In this article, we will explain what a ketubah is and why it has remained a significant part of a Jewish wedding. A ketubah is traditionally a binding contract that is used to validate the marriage during the wedding ceremony. Today, in more liberal weddings, it’s less of a formal contract and more of a way for couples to exchange their promises and vows to each other.
During a pre-ceremony before the main wedding ceremony, the ketubah will be recited and officially signed. Sometimes this ceremony is large with many guests in attendance, and sometimes it’s private with just immediate family and witnesses.
After the ketubah is signed, the chuppah ceremony takes place. This is where the couple commits to each other under the chuppah and the seven blessings are recited.
Modern Ketubahs are personalized works of art, including both the text of the symbolic Jewish marriage contract and artwork in the margins. The text of modern ketubahs (or ketubot, the plural in Hebrew) has been adapted to fit better the modern understanding of marriage as a partnership based in love and commitment, not legality. Some couples use the ketubah to detail how they will share responsibilities and resolve conflicts. In the modern liberal Jewish world, couples can consider a much wider range of ketubah options than in any previous era of Jewish history. There are interfaith ketubot, LGBT ketubot, secular humanist ketubot and more.
In most modern Jewish/interfaith weddings, the couple signs the Ketubah about a half hour before the wedding ceremony in the presence of two witnesses of their choosing, their immediate family and the wedding party.
Ketubahs are considered prized wedding mementoes and are typically framed and hung in a prominent place in the couple’s home after the wedding. Many people hire professional ketubah-makers to create a one-of-a-kind calligraphed work of art.
In ancient times, a Ketubah was a legally binding Jewish marriage contract, signed by two witnesses, that “verifie[d] that the groom has acquired the bride and agrees to provide for her, and includes a lien to be paid by the groom in case of divorce, according to Valerie S. Thaler. As you can imagine, in the liberal Jewish world, there aren’t too many couples, straight or gay, who want to sign a wedding contract in which one partner “acquires” another. But roughly 1900+ years ago, Middle Eastern norms regarding marriage and gender roles were quite different.
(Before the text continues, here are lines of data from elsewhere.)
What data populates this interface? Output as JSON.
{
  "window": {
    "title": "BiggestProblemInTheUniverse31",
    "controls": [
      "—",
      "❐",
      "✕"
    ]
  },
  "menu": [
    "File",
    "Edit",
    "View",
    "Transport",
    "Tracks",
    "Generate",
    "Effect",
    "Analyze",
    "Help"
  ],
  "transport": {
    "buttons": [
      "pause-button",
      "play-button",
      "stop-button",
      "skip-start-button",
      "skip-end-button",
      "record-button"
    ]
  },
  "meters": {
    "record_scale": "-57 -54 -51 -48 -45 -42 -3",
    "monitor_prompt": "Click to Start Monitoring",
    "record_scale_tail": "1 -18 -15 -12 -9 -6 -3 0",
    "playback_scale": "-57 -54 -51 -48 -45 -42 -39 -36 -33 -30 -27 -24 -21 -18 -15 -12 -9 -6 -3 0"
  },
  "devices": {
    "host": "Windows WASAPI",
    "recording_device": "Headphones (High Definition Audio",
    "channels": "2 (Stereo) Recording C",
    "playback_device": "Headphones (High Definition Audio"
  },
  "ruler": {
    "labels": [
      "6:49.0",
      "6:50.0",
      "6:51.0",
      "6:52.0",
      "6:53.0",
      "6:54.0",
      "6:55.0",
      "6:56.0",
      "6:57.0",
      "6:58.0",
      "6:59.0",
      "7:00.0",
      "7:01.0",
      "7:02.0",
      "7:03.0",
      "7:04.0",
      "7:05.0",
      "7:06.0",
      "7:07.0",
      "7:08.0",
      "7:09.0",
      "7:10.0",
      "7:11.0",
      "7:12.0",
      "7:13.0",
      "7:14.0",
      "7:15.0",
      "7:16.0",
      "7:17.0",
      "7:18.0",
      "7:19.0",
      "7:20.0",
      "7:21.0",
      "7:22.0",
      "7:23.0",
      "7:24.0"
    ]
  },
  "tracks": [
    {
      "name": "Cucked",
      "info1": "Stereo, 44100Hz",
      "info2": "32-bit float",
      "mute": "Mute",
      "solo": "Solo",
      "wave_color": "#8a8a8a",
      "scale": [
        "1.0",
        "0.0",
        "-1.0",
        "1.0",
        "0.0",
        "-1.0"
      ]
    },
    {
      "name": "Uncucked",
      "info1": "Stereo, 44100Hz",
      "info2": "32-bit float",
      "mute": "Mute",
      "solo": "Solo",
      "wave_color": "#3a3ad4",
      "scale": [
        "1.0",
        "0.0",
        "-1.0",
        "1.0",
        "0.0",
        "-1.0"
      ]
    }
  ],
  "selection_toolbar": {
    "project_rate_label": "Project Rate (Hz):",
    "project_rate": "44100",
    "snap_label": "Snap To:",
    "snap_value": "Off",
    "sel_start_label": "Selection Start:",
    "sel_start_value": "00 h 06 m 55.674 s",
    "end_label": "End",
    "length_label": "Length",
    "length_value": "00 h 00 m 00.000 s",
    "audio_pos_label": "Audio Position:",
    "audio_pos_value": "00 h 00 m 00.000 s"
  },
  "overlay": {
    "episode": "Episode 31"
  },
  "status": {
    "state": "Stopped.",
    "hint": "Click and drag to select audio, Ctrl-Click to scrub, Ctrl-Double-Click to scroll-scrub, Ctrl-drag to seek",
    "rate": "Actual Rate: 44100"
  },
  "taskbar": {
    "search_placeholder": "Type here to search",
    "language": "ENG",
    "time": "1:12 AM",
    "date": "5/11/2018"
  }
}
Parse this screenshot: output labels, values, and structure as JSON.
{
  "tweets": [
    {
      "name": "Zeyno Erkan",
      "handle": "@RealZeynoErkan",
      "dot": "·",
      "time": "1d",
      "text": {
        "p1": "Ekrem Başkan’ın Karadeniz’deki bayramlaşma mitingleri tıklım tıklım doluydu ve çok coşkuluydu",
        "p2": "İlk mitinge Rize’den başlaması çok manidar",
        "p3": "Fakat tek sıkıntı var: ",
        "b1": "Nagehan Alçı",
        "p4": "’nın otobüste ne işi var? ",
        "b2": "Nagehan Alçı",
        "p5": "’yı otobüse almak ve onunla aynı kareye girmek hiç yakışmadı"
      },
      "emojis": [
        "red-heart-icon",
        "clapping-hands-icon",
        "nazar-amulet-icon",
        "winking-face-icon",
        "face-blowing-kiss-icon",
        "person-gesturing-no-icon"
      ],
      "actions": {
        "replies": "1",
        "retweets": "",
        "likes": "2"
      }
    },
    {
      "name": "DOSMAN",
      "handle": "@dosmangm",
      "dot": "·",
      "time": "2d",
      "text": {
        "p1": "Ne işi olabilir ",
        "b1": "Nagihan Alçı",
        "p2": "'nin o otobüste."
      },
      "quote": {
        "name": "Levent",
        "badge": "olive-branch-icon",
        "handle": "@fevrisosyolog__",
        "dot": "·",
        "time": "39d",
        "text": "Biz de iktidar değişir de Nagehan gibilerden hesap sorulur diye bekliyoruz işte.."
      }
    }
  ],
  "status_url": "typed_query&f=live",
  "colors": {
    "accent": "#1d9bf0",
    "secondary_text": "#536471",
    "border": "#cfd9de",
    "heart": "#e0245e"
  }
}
One thing the original traditional ketubah did was guarantee the bride some financial security in the event that the groom divorced her (and of course, in that era traditional authorities did not recognize same-sex marriage, whereas in the liberal Jewish community we happily do today).